Beryl Burton is undoubtedly the greatest cyclist I had never heard of. Her palmarès is up there with anyone else and includes 7 world championship gold medals. (As an aside, I absolutely love that when you google palmarès the first link is to Sean Kelly’s wiki page). Other ridiculous achievements including breaking the men’s 2-hour time trial record and basically every women’s record you can think of.
William Fotheringham’s work will be well known to any fan of cycling books (along with his brother Alasdair). Two of his earlier books, Put Me Back on My Bike: In Search of Tom Simpson and Fallen Angel: The Passion of Fausto Coppi remain among my absolute favourites.

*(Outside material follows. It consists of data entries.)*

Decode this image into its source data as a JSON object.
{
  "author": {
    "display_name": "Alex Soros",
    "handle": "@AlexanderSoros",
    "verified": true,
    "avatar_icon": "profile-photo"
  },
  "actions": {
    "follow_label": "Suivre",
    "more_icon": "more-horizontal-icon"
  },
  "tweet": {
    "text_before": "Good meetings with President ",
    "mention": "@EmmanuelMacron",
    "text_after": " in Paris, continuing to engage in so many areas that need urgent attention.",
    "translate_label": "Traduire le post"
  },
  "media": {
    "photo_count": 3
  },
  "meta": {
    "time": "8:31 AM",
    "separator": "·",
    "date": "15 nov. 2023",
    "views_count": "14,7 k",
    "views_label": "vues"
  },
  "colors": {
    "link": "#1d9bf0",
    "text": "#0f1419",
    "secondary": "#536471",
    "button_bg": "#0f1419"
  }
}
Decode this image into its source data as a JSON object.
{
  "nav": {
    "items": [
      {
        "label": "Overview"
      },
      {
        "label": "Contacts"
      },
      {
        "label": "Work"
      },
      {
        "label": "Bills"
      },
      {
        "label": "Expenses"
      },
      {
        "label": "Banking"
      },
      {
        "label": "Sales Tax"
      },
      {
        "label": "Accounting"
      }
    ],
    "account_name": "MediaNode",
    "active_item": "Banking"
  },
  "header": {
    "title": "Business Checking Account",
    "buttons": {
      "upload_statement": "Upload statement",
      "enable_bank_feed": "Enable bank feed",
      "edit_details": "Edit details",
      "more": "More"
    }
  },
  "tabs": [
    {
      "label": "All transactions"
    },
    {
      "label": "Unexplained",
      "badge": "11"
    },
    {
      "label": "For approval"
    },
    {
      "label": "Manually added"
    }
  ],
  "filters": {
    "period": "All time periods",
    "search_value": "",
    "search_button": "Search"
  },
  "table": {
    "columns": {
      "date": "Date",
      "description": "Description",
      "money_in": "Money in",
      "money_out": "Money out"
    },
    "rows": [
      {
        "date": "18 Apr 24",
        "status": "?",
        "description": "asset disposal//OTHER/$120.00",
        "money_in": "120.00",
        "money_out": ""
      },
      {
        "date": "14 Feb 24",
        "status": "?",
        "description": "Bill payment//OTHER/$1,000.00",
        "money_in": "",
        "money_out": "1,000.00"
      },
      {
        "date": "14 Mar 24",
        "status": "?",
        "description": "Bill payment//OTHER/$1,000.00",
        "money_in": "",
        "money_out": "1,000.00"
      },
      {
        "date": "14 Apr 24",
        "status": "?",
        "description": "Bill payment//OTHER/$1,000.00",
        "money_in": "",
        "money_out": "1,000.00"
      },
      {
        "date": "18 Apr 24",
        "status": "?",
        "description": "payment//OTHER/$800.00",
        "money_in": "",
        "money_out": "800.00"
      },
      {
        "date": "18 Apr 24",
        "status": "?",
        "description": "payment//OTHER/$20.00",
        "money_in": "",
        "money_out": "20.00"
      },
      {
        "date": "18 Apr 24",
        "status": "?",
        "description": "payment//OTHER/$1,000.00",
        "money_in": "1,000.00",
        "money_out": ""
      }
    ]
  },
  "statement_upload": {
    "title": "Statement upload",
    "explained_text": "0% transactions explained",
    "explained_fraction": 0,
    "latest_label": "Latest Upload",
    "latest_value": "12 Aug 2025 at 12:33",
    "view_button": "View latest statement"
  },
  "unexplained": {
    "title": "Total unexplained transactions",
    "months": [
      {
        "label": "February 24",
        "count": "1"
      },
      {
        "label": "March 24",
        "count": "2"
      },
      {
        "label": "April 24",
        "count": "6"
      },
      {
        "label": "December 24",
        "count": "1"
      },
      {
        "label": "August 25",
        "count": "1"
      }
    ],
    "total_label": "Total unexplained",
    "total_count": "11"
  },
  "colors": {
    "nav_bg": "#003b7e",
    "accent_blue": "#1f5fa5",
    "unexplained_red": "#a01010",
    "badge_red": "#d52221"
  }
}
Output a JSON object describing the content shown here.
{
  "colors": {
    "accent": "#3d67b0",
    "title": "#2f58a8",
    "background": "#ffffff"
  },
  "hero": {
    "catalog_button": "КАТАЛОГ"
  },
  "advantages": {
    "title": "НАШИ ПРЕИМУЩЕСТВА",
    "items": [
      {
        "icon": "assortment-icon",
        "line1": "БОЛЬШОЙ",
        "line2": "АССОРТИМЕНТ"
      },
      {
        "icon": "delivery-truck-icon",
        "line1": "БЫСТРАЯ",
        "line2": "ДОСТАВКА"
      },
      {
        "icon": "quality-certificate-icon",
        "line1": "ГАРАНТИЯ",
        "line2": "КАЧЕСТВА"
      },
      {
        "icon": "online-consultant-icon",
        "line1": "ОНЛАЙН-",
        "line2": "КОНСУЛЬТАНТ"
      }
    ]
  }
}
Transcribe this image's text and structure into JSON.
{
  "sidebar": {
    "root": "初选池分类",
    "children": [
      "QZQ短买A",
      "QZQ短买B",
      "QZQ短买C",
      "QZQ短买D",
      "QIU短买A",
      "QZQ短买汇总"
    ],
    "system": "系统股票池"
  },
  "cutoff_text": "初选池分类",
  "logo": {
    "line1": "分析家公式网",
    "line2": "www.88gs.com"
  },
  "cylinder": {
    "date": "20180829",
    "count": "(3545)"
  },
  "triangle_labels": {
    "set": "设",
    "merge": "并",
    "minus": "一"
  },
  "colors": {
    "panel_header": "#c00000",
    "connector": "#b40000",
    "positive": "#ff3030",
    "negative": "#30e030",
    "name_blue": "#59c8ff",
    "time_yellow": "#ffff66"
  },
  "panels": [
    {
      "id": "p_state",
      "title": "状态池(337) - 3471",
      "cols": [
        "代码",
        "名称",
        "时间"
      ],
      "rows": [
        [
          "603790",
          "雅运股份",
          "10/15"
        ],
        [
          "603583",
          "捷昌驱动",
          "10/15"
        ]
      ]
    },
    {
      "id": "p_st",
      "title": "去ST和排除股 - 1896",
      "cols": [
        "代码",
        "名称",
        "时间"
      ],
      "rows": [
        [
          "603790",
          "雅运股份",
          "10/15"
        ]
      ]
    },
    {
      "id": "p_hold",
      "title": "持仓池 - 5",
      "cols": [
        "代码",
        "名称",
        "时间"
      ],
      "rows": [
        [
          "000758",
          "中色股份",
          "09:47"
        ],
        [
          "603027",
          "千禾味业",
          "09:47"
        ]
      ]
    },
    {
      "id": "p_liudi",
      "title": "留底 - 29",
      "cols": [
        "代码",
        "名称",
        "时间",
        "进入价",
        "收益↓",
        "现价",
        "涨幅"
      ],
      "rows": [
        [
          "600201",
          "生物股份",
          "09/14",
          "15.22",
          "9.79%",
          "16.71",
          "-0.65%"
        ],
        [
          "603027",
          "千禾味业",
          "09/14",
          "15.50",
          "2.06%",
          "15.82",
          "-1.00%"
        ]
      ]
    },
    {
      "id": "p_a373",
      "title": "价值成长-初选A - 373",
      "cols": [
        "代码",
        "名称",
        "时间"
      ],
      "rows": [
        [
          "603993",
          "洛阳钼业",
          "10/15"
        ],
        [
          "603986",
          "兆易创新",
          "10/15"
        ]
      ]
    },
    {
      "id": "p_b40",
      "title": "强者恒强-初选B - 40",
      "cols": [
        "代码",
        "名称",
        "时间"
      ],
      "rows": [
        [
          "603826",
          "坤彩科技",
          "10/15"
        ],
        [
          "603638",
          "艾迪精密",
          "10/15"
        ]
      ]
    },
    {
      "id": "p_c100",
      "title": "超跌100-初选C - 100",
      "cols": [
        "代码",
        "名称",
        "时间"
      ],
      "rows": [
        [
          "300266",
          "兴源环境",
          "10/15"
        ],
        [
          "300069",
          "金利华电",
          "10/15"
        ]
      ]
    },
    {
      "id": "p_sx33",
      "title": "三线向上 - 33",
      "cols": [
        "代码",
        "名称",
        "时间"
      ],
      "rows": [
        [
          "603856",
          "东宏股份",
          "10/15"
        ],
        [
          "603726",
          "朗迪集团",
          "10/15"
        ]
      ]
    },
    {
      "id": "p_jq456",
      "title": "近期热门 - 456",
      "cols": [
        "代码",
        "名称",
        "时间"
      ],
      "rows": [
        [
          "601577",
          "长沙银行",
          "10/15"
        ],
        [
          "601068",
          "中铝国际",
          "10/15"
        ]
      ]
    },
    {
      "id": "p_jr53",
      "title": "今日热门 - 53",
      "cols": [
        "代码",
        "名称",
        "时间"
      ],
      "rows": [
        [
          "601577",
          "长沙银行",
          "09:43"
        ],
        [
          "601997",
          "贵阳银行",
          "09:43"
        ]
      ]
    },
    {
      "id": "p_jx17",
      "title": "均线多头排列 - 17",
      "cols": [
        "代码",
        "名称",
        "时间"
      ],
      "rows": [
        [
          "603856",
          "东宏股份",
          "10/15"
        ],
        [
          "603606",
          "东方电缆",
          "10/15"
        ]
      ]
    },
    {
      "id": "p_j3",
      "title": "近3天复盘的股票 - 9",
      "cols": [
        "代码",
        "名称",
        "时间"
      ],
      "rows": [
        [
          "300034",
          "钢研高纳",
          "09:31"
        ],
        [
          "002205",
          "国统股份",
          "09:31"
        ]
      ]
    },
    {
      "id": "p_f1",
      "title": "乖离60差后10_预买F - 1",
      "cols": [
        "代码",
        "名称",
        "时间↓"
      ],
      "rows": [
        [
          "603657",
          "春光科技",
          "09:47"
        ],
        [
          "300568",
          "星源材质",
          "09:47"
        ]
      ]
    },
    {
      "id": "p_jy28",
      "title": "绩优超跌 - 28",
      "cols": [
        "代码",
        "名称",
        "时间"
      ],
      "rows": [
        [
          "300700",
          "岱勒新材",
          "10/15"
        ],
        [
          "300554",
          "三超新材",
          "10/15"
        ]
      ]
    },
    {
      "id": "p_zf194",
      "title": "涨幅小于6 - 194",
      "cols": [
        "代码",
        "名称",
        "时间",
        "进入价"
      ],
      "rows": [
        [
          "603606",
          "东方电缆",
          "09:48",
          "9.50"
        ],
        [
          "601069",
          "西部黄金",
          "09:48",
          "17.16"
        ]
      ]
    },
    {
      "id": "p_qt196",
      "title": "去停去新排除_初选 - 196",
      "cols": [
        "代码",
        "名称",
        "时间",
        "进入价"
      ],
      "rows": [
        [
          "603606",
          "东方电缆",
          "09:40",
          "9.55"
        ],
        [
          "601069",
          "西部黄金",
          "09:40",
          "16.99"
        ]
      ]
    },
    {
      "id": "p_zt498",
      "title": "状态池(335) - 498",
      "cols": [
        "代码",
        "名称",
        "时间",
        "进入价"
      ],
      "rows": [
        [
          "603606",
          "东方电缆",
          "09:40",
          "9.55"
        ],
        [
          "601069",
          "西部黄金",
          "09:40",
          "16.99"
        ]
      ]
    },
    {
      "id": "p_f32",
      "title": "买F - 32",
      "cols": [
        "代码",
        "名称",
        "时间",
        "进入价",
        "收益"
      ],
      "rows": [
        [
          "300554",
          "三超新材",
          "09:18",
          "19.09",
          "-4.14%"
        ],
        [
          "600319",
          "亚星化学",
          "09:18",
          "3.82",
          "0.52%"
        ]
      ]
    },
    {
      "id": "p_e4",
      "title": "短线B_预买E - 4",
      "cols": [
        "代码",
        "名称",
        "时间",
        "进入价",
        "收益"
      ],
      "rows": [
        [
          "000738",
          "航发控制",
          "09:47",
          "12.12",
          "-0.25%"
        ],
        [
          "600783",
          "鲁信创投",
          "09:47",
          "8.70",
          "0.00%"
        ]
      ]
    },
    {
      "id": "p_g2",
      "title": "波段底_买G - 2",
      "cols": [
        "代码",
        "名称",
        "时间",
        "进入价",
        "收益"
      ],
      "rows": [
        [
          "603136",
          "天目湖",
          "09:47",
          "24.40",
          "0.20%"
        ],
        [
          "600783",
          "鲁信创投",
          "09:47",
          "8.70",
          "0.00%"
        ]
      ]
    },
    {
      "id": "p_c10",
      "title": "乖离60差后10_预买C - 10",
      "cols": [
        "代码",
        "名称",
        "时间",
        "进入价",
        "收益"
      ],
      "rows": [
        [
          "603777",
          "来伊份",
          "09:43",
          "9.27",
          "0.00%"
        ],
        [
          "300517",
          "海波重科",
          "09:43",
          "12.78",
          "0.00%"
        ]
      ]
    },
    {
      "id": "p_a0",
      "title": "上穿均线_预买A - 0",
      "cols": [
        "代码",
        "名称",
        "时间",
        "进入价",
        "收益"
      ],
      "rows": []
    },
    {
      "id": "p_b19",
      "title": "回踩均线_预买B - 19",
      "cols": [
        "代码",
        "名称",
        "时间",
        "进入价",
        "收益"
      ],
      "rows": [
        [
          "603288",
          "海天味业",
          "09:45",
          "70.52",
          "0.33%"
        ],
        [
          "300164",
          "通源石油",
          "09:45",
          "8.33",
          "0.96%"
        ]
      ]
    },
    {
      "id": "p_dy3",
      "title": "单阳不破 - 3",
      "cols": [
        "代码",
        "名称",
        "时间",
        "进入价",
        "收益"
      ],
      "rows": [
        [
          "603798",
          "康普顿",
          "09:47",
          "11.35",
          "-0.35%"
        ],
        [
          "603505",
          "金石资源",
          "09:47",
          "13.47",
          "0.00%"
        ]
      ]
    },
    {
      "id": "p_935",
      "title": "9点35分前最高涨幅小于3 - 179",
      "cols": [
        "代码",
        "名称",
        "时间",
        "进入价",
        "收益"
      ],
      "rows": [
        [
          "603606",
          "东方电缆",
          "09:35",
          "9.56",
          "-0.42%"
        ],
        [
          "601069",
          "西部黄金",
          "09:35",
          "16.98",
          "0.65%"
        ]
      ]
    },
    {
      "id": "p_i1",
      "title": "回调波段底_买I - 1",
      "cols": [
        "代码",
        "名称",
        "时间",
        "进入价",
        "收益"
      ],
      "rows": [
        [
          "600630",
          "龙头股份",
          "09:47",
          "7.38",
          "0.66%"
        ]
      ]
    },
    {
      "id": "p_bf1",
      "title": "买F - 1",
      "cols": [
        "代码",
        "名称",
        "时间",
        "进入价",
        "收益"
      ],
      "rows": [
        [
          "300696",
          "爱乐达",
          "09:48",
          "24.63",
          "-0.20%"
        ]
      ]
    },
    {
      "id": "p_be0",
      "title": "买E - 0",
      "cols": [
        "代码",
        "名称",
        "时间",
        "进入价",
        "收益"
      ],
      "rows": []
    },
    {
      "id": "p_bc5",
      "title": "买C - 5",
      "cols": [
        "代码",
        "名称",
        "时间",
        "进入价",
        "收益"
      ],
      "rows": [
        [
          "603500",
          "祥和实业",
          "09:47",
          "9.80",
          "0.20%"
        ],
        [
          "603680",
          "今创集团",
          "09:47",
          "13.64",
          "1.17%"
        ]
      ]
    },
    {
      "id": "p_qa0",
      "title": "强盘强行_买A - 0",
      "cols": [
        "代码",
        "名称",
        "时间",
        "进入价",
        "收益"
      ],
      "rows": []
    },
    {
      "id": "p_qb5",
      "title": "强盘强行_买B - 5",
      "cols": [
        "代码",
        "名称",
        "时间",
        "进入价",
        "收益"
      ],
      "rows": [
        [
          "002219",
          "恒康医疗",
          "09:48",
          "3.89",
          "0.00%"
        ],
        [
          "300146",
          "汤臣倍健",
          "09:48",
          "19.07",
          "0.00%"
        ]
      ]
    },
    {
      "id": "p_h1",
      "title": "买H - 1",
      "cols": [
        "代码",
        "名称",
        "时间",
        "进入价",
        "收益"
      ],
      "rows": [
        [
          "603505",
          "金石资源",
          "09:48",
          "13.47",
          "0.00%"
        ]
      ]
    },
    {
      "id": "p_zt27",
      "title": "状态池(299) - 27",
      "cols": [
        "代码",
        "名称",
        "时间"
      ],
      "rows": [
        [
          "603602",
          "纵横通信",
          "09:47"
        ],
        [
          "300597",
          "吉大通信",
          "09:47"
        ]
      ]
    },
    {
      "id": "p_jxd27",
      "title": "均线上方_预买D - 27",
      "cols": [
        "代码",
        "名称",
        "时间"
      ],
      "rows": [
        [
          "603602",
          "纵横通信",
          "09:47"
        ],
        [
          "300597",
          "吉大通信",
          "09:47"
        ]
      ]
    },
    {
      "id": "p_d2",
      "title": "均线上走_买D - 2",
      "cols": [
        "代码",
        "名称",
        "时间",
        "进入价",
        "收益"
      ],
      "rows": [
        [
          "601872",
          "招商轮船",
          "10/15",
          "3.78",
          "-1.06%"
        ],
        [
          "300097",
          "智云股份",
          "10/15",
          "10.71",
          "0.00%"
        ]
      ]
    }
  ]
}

The Greatest is therefore that brilliant combination of the perfect biographer for a fascinating subject. Fotheringham tells the full story of Burton’s life in detail for the first time. She emerges as incredibly driven and forthright – someone who wanted to compete against and to beat all comers, whether that be men or her own daughter! She managed to overcome a serious childhood illness and compete at the highest level despite holding down a job that required hard manual labour.
Like all of Fotheringham’s biographies, The Greatest is exceptionally well researched and paints a clear, uncompromising picture of its subject and the times she lived in. He also covers the sexism Burton and any other female cyclists faced during the time.
Ultimately, The Greatest is an attempt to give Burton the historical recognition she deserves. It’s highly readable and a welcome collection to any cycling fans library.